- Opening Delimiter -

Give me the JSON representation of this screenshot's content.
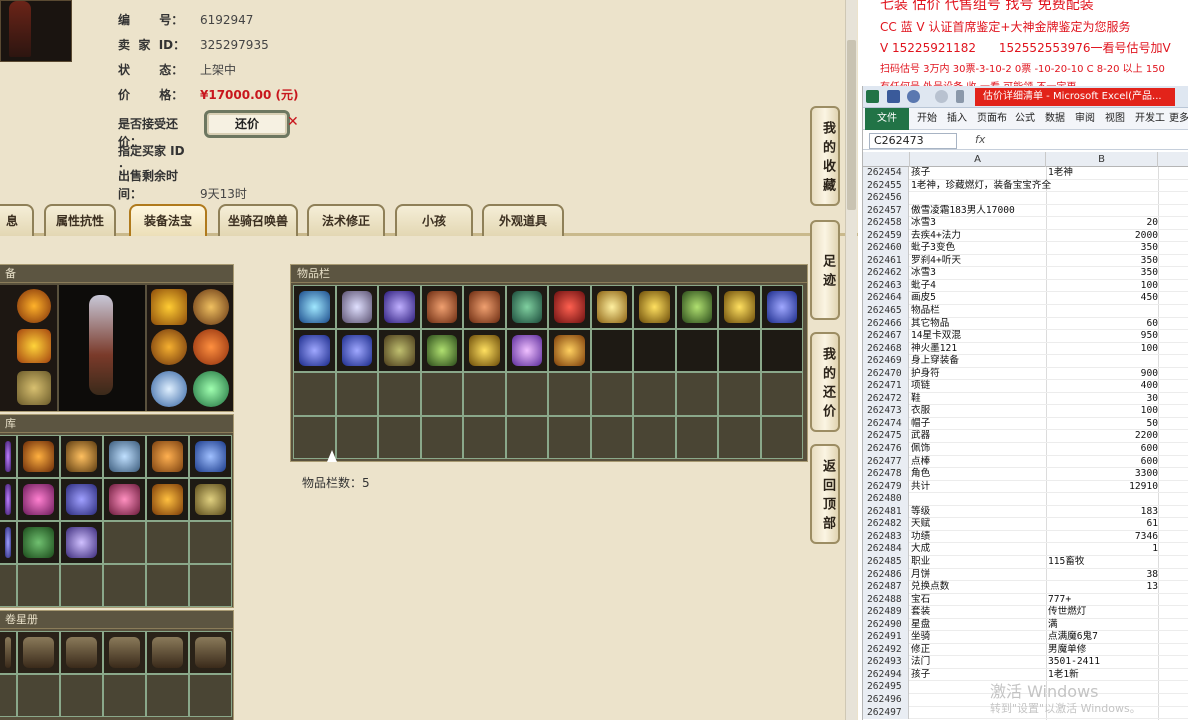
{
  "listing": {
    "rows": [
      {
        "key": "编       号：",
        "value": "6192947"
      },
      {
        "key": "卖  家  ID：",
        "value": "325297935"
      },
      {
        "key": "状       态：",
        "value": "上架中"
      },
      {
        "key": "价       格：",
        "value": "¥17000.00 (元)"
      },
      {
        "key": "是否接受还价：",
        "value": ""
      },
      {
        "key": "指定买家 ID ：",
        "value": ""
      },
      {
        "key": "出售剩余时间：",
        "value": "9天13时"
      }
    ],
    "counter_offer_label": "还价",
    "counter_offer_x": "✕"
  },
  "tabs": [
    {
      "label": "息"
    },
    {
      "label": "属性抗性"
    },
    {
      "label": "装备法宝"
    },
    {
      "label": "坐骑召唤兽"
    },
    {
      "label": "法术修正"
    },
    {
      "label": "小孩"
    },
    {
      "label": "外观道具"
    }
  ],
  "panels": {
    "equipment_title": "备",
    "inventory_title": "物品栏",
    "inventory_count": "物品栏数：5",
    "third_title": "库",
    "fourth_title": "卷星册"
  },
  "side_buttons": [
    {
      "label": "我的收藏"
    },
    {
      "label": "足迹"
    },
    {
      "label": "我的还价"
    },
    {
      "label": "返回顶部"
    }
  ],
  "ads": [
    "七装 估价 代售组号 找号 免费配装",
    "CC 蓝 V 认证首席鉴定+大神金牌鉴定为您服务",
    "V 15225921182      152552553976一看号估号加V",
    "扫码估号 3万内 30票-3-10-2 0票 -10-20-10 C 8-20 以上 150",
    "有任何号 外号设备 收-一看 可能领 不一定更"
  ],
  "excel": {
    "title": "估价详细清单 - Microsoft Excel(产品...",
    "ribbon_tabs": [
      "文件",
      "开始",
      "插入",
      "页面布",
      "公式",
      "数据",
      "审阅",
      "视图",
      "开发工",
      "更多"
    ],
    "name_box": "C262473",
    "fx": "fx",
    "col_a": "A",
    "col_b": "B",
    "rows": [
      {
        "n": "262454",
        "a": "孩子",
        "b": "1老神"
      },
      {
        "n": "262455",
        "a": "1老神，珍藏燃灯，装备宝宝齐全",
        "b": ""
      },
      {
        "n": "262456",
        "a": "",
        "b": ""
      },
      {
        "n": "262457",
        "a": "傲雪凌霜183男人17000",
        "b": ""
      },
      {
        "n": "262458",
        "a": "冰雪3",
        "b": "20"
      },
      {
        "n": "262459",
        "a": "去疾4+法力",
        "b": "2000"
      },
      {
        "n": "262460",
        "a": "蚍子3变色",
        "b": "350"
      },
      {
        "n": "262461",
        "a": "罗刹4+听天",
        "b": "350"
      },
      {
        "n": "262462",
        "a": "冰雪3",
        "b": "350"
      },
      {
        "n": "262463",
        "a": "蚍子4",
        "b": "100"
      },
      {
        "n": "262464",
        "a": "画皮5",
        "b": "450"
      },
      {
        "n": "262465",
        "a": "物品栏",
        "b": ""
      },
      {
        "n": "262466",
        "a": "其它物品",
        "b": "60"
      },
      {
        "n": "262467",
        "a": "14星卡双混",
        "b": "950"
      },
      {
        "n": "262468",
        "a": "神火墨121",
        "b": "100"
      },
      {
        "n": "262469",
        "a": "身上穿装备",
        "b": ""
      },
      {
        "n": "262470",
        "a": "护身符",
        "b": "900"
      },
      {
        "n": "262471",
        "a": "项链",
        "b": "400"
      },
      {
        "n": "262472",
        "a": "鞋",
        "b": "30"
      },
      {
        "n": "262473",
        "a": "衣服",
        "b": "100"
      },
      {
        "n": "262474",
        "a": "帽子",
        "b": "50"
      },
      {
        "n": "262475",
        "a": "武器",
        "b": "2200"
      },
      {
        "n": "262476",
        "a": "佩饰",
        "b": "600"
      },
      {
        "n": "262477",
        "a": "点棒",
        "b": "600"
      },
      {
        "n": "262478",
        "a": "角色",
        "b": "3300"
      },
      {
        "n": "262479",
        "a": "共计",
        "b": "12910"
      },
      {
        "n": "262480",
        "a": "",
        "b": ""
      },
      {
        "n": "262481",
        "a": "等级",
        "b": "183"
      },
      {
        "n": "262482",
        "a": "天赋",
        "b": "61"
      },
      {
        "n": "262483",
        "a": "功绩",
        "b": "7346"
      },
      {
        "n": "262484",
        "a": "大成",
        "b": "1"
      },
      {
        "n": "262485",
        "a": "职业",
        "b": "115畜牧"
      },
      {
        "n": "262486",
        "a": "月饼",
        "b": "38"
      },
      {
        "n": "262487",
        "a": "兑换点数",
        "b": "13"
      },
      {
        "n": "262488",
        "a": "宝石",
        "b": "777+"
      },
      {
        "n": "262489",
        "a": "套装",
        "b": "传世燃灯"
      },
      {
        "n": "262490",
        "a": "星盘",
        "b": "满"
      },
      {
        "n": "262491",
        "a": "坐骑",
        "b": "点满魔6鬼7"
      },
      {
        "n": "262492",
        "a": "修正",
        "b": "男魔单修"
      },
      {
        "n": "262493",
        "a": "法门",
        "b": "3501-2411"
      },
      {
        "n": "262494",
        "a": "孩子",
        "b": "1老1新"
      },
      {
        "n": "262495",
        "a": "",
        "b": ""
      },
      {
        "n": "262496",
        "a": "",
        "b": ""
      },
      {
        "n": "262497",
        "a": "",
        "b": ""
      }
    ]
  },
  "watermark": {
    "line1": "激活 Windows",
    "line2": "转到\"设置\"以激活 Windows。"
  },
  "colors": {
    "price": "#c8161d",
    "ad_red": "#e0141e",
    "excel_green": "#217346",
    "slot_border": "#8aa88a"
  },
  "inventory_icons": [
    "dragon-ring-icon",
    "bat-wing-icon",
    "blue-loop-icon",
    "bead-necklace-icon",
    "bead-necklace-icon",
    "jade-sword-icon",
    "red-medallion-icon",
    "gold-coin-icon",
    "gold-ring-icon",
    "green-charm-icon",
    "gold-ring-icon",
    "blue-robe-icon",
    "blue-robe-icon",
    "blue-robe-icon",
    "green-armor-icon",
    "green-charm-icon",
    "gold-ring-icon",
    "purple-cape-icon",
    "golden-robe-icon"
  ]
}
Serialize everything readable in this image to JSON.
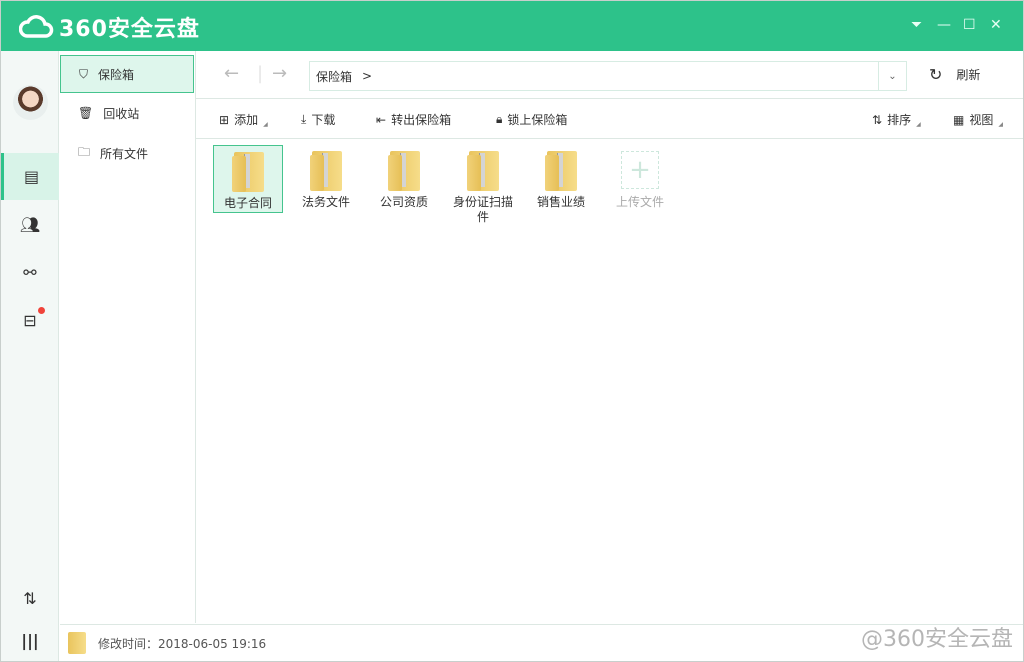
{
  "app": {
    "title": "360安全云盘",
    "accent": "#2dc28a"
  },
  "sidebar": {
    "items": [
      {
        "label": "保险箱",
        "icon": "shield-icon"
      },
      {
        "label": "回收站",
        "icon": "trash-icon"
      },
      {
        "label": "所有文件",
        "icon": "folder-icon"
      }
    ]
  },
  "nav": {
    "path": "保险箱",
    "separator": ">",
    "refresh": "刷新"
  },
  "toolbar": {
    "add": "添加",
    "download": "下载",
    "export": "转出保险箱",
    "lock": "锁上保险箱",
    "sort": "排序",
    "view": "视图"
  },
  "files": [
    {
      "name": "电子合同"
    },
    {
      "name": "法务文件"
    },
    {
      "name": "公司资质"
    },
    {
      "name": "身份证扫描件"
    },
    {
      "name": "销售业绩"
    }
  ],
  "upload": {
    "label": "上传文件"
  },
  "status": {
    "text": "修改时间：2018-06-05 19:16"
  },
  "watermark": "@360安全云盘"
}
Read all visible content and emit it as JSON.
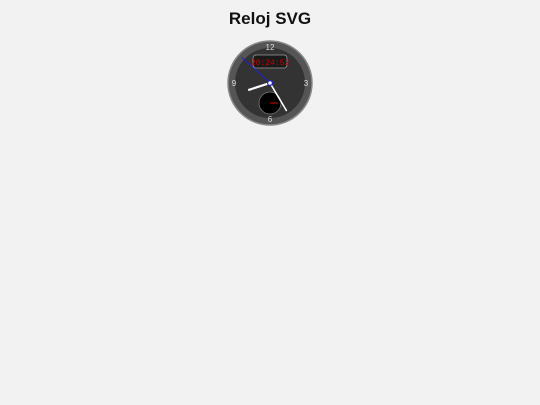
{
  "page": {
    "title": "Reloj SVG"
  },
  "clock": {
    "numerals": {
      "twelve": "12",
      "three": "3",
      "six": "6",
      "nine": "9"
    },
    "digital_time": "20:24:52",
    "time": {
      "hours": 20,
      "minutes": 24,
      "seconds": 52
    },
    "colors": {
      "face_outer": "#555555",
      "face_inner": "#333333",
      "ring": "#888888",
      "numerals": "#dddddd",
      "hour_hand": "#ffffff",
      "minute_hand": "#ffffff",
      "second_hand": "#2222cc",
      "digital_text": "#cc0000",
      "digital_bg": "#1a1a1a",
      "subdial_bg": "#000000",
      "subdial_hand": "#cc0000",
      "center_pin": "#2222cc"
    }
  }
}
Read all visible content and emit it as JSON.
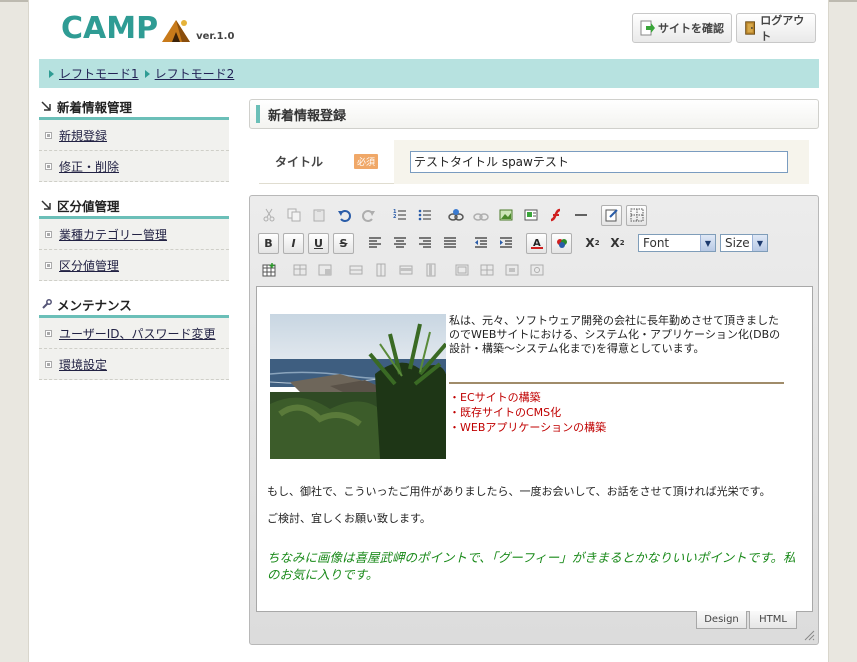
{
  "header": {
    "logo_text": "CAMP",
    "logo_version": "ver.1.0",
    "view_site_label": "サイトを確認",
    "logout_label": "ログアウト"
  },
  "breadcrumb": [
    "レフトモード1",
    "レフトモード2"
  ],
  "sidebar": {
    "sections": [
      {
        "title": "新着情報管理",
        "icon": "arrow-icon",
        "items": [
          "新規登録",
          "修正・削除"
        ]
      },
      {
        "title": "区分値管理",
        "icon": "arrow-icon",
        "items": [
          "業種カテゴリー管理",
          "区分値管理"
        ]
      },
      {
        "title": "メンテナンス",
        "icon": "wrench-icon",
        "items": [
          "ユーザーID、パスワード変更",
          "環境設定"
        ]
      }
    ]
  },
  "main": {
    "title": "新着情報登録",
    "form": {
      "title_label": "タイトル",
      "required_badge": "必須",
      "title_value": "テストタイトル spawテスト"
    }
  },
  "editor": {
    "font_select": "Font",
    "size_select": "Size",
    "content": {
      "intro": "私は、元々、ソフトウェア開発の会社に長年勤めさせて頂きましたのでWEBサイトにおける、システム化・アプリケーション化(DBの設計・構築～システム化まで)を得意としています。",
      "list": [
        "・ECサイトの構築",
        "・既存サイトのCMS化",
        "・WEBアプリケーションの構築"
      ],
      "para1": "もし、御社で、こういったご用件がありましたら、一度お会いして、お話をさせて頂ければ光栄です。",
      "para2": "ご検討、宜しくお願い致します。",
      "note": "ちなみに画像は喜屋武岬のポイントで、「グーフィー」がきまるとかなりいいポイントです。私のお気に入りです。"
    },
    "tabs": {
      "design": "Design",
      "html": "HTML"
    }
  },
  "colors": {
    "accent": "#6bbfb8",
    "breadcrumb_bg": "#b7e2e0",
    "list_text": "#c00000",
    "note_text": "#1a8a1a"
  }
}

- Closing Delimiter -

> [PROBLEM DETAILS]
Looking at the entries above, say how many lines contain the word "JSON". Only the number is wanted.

> [TASK RESPONSE]
4